Tim Williams, Tony D of MonkeyJunk, Kit Johnson and Steve Dawson
I did get photos of another favourite session (lots of favourites) where various players of the blues genre really joined the audience in having a good time. Amos Garrett and the House Band, Cecile Doo-Kingue, MonkeyJunk with Paul Reddick, Steve Dawson and Tim Williams.
Paul Reddick, Rusty Reed, Steve Marriner of MonkeyJunk

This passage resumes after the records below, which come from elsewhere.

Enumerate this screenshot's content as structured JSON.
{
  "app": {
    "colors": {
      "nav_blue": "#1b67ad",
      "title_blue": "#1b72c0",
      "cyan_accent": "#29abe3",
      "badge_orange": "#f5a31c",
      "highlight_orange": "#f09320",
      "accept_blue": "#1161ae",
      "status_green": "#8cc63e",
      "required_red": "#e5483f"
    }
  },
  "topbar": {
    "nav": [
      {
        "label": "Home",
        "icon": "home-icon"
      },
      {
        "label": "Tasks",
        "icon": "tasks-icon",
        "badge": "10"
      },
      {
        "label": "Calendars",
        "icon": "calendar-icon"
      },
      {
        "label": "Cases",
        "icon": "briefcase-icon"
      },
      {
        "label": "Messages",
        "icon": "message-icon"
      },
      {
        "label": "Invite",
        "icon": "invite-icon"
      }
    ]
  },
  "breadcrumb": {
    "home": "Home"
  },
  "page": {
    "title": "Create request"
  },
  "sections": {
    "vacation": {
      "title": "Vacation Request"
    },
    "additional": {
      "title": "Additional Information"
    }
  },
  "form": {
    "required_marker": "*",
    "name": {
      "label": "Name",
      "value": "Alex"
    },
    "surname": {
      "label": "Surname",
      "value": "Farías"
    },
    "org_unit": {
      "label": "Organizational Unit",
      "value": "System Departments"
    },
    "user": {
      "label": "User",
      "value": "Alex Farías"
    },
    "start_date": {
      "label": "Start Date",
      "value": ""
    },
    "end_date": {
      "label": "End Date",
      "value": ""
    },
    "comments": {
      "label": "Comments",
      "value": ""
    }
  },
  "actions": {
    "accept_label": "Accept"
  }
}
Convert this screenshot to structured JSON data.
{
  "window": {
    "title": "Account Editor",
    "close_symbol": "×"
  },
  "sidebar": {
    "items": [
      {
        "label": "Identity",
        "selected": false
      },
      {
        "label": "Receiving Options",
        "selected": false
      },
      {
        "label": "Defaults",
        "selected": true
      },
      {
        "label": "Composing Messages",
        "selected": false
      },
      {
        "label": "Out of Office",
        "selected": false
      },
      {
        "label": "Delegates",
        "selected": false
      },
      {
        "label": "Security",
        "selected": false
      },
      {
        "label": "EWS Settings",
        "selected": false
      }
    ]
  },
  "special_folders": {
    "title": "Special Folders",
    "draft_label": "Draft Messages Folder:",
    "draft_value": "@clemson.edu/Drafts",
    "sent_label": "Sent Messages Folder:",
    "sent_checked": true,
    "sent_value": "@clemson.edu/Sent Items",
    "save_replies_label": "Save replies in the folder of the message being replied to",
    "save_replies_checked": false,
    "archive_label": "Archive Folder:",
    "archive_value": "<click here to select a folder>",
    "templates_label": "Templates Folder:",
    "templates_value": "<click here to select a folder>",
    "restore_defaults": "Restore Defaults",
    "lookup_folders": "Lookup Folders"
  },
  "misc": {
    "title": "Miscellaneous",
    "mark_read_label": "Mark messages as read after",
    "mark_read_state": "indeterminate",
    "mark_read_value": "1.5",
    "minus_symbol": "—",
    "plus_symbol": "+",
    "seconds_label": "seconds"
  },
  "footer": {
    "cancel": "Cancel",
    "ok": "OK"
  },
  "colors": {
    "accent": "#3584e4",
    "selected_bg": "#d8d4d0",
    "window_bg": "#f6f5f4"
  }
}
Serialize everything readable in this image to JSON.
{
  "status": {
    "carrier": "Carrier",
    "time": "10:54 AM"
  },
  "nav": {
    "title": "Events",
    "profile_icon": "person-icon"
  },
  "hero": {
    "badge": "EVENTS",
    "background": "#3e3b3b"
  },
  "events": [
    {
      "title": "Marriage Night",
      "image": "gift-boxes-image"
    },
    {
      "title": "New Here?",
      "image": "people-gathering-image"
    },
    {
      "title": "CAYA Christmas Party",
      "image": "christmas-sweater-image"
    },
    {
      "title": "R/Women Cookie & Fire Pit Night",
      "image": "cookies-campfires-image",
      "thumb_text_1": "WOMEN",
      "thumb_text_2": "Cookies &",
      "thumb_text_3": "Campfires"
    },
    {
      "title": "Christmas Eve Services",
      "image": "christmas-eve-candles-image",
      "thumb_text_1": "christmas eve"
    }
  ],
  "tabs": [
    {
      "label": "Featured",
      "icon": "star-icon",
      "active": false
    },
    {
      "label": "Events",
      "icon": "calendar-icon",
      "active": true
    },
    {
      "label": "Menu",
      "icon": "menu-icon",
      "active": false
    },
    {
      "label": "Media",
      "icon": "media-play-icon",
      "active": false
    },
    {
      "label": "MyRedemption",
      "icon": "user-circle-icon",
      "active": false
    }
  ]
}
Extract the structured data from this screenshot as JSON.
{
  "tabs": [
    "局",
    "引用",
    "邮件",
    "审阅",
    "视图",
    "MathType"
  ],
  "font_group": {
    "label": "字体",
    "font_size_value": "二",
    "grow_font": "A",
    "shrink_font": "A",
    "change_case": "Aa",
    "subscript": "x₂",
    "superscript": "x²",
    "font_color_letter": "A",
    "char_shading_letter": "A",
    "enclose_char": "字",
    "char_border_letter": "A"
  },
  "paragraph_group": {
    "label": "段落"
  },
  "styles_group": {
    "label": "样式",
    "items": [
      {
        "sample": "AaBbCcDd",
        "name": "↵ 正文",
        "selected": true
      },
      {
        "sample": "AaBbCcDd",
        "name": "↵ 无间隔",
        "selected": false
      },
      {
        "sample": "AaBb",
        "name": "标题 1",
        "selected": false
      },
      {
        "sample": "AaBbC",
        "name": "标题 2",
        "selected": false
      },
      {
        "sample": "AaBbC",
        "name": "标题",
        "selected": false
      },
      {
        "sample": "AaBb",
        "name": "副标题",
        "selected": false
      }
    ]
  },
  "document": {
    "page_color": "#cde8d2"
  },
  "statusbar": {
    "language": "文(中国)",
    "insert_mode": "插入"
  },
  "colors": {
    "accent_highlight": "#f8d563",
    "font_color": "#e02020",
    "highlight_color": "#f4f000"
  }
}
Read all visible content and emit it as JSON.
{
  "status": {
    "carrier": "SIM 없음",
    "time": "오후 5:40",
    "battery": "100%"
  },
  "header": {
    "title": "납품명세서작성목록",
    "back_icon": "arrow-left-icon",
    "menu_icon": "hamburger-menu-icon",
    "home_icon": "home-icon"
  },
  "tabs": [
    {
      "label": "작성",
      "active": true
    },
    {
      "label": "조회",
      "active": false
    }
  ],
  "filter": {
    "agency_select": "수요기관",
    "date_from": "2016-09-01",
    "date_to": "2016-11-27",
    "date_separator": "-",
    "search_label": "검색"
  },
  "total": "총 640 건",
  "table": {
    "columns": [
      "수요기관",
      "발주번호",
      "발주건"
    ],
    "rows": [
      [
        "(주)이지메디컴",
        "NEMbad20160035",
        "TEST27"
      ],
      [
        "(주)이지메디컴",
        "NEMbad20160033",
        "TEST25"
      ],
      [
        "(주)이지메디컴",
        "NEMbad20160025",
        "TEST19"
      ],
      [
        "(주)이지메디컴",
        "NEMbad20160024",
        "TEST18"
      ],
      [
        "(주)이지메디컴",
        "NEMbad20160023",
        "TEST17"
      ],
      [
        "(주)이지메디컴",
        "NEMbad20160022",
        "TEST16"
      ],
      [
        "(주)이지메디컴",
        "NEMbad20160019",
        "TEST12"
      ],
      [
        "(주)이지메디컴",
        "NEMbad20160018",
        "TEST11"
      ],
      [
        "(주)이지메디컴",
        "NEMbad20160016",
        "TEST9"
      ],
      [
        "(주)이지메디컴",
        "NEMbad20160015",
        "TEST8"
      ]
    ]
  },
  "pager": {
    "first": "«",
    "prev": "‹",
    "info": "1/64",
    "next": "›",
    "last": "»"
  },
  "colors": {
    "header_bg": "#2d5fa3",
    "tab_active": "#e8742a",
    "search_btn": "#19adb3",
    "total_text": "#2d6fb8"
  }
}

Also enjoyed a session at Stage 3 on Saturday entitled ” Ancient Cultures.” Artists included Mohsin Zaman, Huun Huur Tu, Logan Alexis Singers and William Prince. Huun Huur Tu did a variety of Mongolian throat singing which was mesmerizing and we were treated to pow wow style dancing that accompanied the Logan Alexis Singers with great vocals and drumming. William Prince, an indigenous man from Manitoba sang some thoughtful pieces with a pleasing voice and told some good stories as well. Mohsin Zaman , who is originally from Pakistan and now lives in Alberta in a residency program where he is really “giving back” as a mentor to students, sang haunting melodies and introduced some deep throat tones that sounded great.
Some of the Logan Alexis Singers and Dancers
I have been a fan of Amadou and Mariam, from Mali, West Africa for a few years now, having first heard them at this festival.My aches and pains were forgotten as the infecious West African rhythms spurred me on to dance beside the main stage at 2 p.m. on Sunday afternoon.
I enjoyed the festival and my co-workers on the Beverage Crew. We were busy serving drinks on those hot days and all that counter wiping kept the wasps at bay. When I wasn’t taking photos memories were being made. Brandi Carlisle is one of those memories that always reminds me of the fact that her voice is amazing and the band works together so beautifully.
The only unpleasant memory was the wind on Thursday evening. It swept up the hill and carried many items away as people scrambled to grab their gear. The worst was seeing one of the giant video screens come loose but not detached , and seeing it flopping upside down back to front and side to side. Shortly after, the grounds were evacuated. Good call , I say, as patron safety is of utmost importance and it was possible that worse cells were going to hit. We missed Shakey Graves and The Decemberists but they have been invited back next year.
The next morning a few of us chipped in and helped do dishes in the Festival Kitchen that were abandoned when the evacuation order was announced. That is part of the spirit of this festival, the hard-working, friendly volunteers who help keep this festival going. Bravo! That is a big reason why I keep going back, it is like a family reunion. Volunteering has its perks, with a free pass to the festival, t-shirt and delicious food-the best I eat all year. That, and definitely not least, the love of the music!